▸ EXERCISE DETAILS
Without altering a word, return the records below, but exclude the pictures.

Saved data entries
* * *
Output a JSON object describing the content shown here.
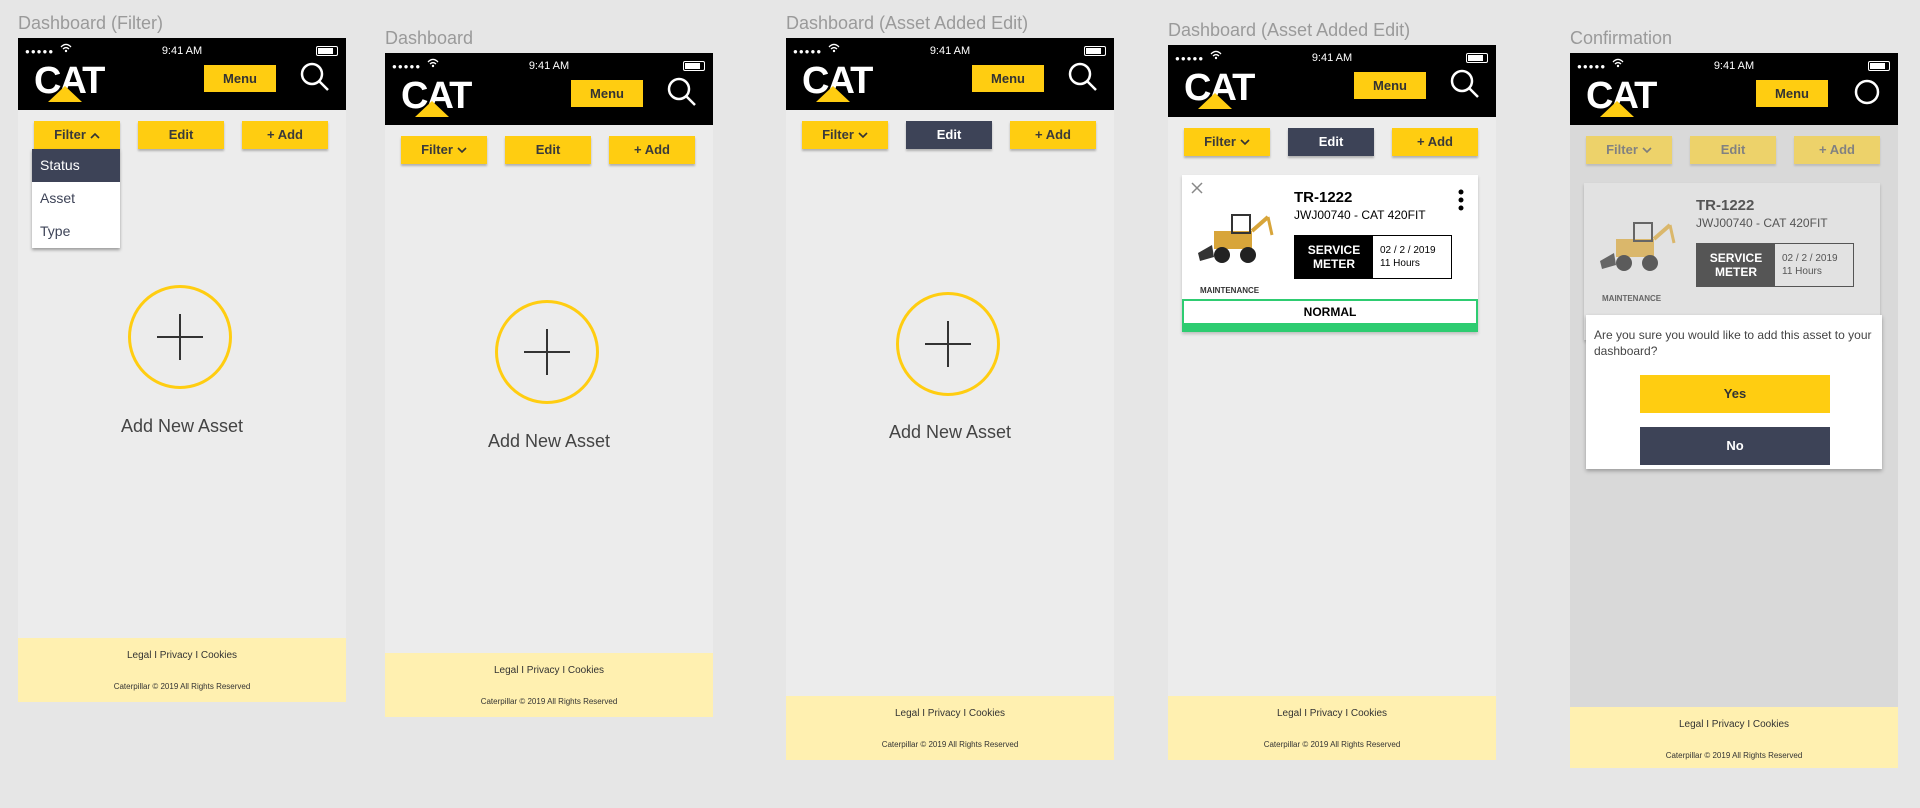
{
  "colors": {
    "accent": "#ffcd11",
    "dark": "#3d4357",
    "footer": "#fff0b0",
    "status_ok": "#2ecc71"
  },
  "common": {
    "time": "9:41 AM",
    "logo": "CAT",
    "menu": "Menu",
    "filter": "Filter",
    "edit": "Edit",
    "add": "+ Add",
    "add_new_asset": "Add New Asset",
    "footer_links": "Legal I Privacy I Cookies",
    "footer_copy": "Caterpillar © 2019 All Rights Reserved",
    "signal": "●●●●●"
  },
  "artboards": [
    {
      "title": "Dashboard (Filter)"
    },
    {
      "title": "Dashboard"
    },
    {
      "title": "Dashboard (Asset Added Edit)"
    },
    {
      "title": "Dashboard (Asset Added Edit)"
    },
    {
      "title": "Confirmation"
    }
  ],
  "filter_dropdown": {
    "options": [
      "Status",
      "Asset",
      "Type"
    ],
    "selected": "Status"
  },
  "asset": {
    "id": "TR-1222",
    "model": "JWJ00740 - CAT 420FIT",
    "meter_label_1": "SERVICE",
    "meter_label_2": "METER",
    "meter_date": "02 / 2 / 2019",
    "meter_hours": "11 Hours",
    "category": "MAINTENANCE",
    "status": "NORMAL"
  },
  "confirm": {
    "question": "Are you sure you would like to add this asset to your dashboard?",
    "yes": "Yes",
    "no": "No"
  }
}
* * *
▸ COMPLETED EXERCISE
Output a JSON object describing the content shown here.
{
  "colors": {
    "accent": "#ffcd11",
    "dark": "#3d4357",
    "footer": "#fff0b0",
    "status_ok": "#2ecc71"
  },
  "common": {
    "time": "9:41 AM",
    "logo": "CAT",
    "menu": "Menu",
    "filter": "Filter",
    "edit": "Edit",
    "add": "+ Add",
    "add_new_asset": "Add New Asset",
    "footer_links": "Legal I Privacy I Cookies",
    "footer_copy": "Caterpillar © 2019 All Rights Reserved",
    "signal": "●●●●●"
  },
  "artboards": [
    {
      "title": "Dashboard (Filter)"
    },
    {
      "title": "Dashboard"
    },
    {
      "title": "Dashboard (Asset Added Edit)"
    },
    {
      "title": "Dashboard (Asset Added Edit)"
    },
    {
      "title": "Confirmation"
    }
  ],
  "filter_dropdown": {
    "options": [
      "Status",
      "Asset",
      "Type"
    ],
    "selected": "Status"
  },
  "asset": {
    "id": "TR-1222",
    "model": "JWJ00740 - CAT 420FIT",
    "meter_label_1": "SERVICE",
    "meter_label_2": "METER",
    "meter_date": "02 / 2 / 2019",
    "meter_hours": "11 Hours",
    "category": "MAINTENANCE",
    "status": "NORMAL"
  },
  "confirm": {
    "question": "Are you sure you would like to add this asset to your dashboard?",
    "yes": "Yes",
    "no": "No"
  }
}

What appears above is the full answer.